*ASSIGNED TASK*: Pictures aside, please retype the whole listing word for word.

*DATA FOR ANALYSIS*:
- - - - - - -
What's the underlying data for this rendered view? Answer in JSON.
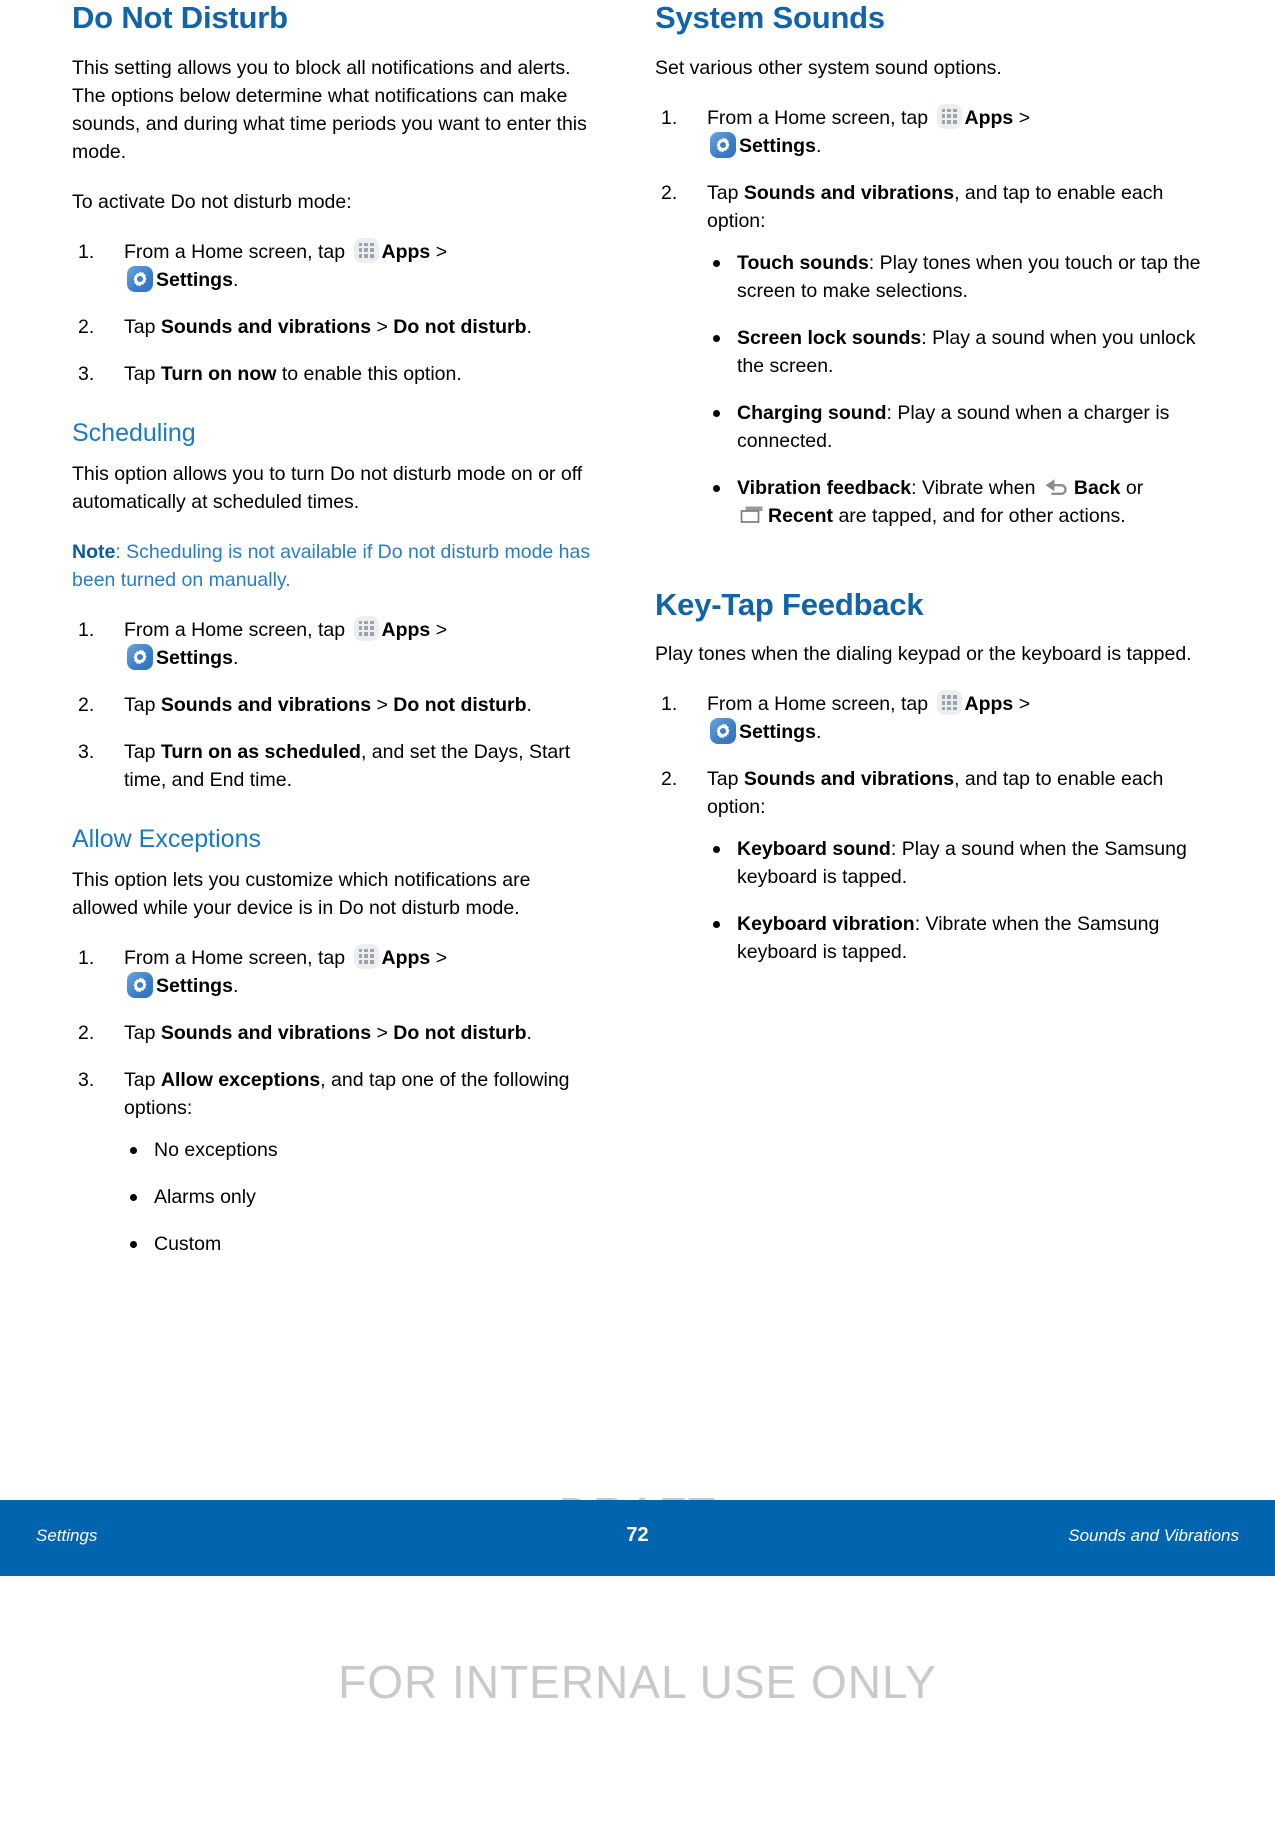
{
  "colors": {
    "heading_blue": "#1263a8",
    "subheading_blue": "#1a7ac4",
    "note_blue": "#2b7cc0",
    "footer_blue": "#0065ae",
    "watermark_gray": "#c9c9c9",
    "settings_icon_blue": "#3f7fc8",
    "apps_icon_gray": "#eceef0"
  },
  "icons": {
    "apps": "apps-grid-icon",
    "settings": "settings-gear-icon",
    "back": "back-arrow-icon",
    "recent": "recent-apps-icon"
  },
  "left_column": {
    "title": "Do Not Disturb",
    "intro": "This setting allows you to block all notifications and alerts. The options below determine what notifications can make sounds, and during what time periods you want to enter this mode.",
    "activate_lead": "To activate Do not disturb mode:",
    "steps_activate": {
      "n1": "1.",
      "s1_a": "From a Home screen, tap",
      "s1_apps": "Apps",
      "s1_gt": ">",
      "s1_settings": "Settings",
      "s1_end": ".",
      "n2": "2.",
      "s2_a": "Tap",
      "s2_b1": "Sounds and vibrations",
      "s2_gt": ">",
      "s2_b2": "Do not disturb",
      "s2_end": ".",
      "n3": "3.",
      "s3_a": "Tap",
      "s3_b": "Turn on now",
      "s3_c": "to enable this option."
    },
    "scheduling": {
      "heading": "Scheduling",
      "body": "This option allows you to turn Do not disturb mode on or off automatically at scheduled times.",
      "note_label": "Note",
      "note_text": ": Scheduling is not available if Do not disturb mode has been turned on manually.",
      "steps": {
        "n1": "1.",
        "s1_a": "From a Home screen, tap",
        "s1_apps": "Apps",
        "s1_gt": ">",
        "s1_settings": "Settings",
        "s1_end": ".",
        "n2": "2.",
        "s2_a": "Tap",
        "s2_b1": "Sounds and vibrations",
        "s2_gt": ">",
        "s2_b2": "Do not disturb",
        "s2_end": ".",
        "n3": "3.",
        "s3_a": "Tap",
        "s3_b": "Turn on as scheduled",
        "s3_c": ", and set the Days, Start time, and End time."
      }
    },
    "allow_exceptions": {
      "heading": "Allow Exceptions",
      "body": "This option lets you customize which notifications are allowed while your device is in Do not disturb mode.",
      "steps": {
        "n1": "1.",
        "s1_a": "From a Home screen, tap",
        "s1_apps": "Apps",
        "s1_gt": ">",
        "s1_settings": "Settings",
        "s1_end": ".",
        "n2": "2.",
        "s2_a": "Tap",
        "s2_b1": "Sounds and vibrations",
        "s2_gt": ">",
        "s2_b2": "Do not disturb",
        "s2_end": ".",
        "n3": "3.",
        "s3_a": "Tap",
        "s3_b": "Allow exceptions",
        "s3_c": ", and tap one of the following options:"
      },
      "options": [
        "No exceptions",
        "Alarms only",
        "Custom"
      ]
    }
  },
  "right_column": {
    "system_sounds": {
      "heading": "System Sounds",
      "body": "Set various other system sound options.",
      "steps": {
        "n1": "1.",
        "s1_a": "From a Home screen, tap",
        "s1_apps": "Apps",
        "s1_gt": ">",
        "s1_settings": "Settings",
        "s1_end": ".",
        "n2": "2.",
        "s2_a": "Tap",
        "s2_b1": "Sounds and vibrations",
        "s2_c": ", and tap to enable each option:"
      },
      "options": [
        {
          "term": "Touch sounds",
          "desc": ": Play tones when you touch or tap the screen to make selections."
        },
        {
          "term": "Screen lock sounds",
          "desc": ": Play a sound when you unlock the screen."
        },
        {
          "term": "Charging sound",
          "desc": ": Play a sound when a charger is connected."
        }
      ],
      "vibration_feedback": {
        "term": "Vibration feedback",
        "part1": ": Vibrate when",
        "back_label": "Back",
        "or_word": "or",
        "recent_label": "Recent",
        "part2": "are tapped, and for other actions."
      }
    },
    "key_tap_feedback": {
      "heading": "Key-Tap Feedback",
      "body": "Play tones when the dialing keypad or the keyboard is tapped.",
      "steps": {
        "n1": "1.",
        "s1_a": "From a Home screen, tap",
        "s1_apps": "Apps",
        "s1_gt": ">",
        "s1_settings": "Settings",
        "s1_end": ".",
        "n2": "2.",
        "s2_a": "Tap",
        "s2_b1": "Sounds and vibrations",
        "s2_c": ", and tap to enable each option:"
      },
      "options": [
        {
          "term": "Keyboard sound",
          "desc": ": Play a sound when the Samsung keyboard is tapped."
        },
        {
          "term": "Keyboard vibration",
          "desc": ": Vibrate when the Samsung keyboard is tapped."
        }
      ]
    }
  },
  "watermark": {
    "line1": "DRAFT",
    "line2": "FOR INTERNAL USE ONLY"
  },
  "footer": {
    "left": "Settings",
    "page_number": "72",
    "right": "Sounds and Vibrations"
  }
}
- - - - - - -
*EXPECTED ANSWER*:
What's the underlying data for this rendered view? Answer in JSON.
{
  "colors": {
    "heading_blue": "#1263a8",
    "subheading_blue": "#1a7ac4",
    "note_blue": "#2b7cc0",
    "footer_blue": "#0065ae",
    "watermark_gray": "#c9c9c9",
    "settings_icon_blue": "#3f7fc8",
    "apps_icon_gray": "#eceef0"
  },
  "icons": {
    "apps": "apps-grid-icon",
    "settings": "settings-gear-icon",
    "back": "back-arrow-icon",
    "recent": "recent-apps-icon"
  },
  "left_column": {
    "title": "Do Not Disturb",
    "intro": "This setting allows you to block all notifications and alerts. The options below determine what notifications can make sounds, and during what time periods you want to enter this mode.",
    "activate_lead": "To activate Do not disturb mode:",
    "steps_activate": {
      "n1": "1.",
      "s1_a": "From a Home screen, tap",
      "s1_apps": "Apps",
      "s1_gt": ">",
      "s1_settings": "Settings",
      "s1_end": ".",
      "n2": "2.",
      "s2_a": "Tap",
      "s2_b1": "Sounds and vibrations",
      "s2_gt": ">",
      "s2_b2": "Do not disturb",
      "s2_end": ".",
      "n3": "3.",
      "s3_a": "Tap",
      "s3_b": "Turn on now",
      "s3_c": "to enable this option."
    },
    "scheduling": {
      "heading": "Scheduling",
      "body": "This option allows you to turn Do not disturb mode on or off automatically at scheduled times.",
      "note_label": "Note",
      "note_text": ": Scheduling is not available if Do not disturb mode has been turned on manually.",
      "steps": {
        "n1": "1.",
        "s1_a": "From a Home screen, tap",
        "s1_apps": "Apps",
        "s1_gt": ">",
        "s1_settings": "Settings",
        "s1_end": ".",
        "n2": "2.",
        "s2_a": "Tap",
        "s2_b1": "Sounds and vibrations",
        "s2_gt": ">",
        "s2_b2": "Do not disturb",
        "s2_end": ".",
        "n3": "3.",
        "s3_a": "Tap",
        "s3_b": "Turn on as scheduled",
        "s3_c": ", and set the Days, Start time, and End time."
      }
    },
    "allow_exceptions": {
      "heading": "Allow Exceptions",
      "body": "This option lets you customize which notifications are allowed while your device is in Do not disturb mode.",
      "steps": {
        "n1": "1.",
        "s1_a": "From a Home screen, tap",
        "s1_apps": "Apps",
        "s1_gt": ">",
        "s1_settings": "Settings",
        "s1_end": ".",
        "n2": "2.",
        "s2_a": "Tap",
        "s2_b1": "Sounds and vibrations",
        "s2_gt": ">",
        "s2_b2": "Do not disturb",
        "s2_end": ".",
        "n3": "3.",
        "s3_a": "Tap",
        "s3_b": "Allow exceptions",
        "s3_c": ", and tap one of the following options:"
      },
      "options": [
        "No exceptions",
        "Alarms only",
        "Custom"
      ]
    }
  },
  "right_column": {
    "system_sounds": {
      "heading": "System Sounds",
      "body": "Set various other system sound options.",
      "steps": {
        "n1": "1.",
        "s1_a": "From a Home screen, tap",
        "s1_apps": "Apps",
        "s1_gt": ">",
        "s1_settings": "Settings",
        "s1_end": ".",
        "n2": "2.",
        "s2_a": "Tap",
        "s2_b1": "Sounds and vibrations",
        "s2_c": ", and tap to enable each option:"
      },
      "options": [
        {
          "term": "Touch sounds",
          "desc": ": Play tones when you touch or tap the screen to make selections."
        },
        {
          "term": "Screen lock sounds",
          "desc": ": Play a sound when you unlock the screen."
        },
        {
          "term": "Charging sound",
          "desc": ": Play a sound when a charger is connected."
        }
      ],
      "vibration_feedback": {
        "term": "Vibration feedback",
        "part1": ": Vibrate when",
        "back_label": "Back",
        "or_word": "or",
        "recent_label": "Recent",
        "part2": "are tapped, and for other actions."
      }
    },
    "key_tap_feedback": {
      "heading": "Key-Tap Feedback",
      "body": "Play tones when the dialing keypad or the keyboard is tapped.",
      "steps": {
        "n1": "1.",
        "s1_a": "From a Home screen, tap",
        "s1_apps": "Apps",
        "s1_gt": ">",
        "s1_settings": "Settings",
        "s1_end": ".",
        "n2": "2.",
        "s2_a": "Tap",
        "s2_b1": "Sounds and vibrations",
        "s2_c": ", and tap to enable each option:"
      },
      "options": [
        {
          "term": "Keyboard sound",
          "desc": ": Play a sound when the Samsung keyboard is tapped."
        },
        {
          "term": "Keyboard vibration",
          "desc": ": Vibrate when the Samsung keyboard is tapped."
        }
      ]
    }
  },
  "watermark": {
    "line1": "DRAFT",
    "line2": "FOR INTERNAL USE ONLY"
  },
  "footer": {
    "left": "Settings",
    "page_number": "72",
    "right": "Sounds and Vibrations"
  }
}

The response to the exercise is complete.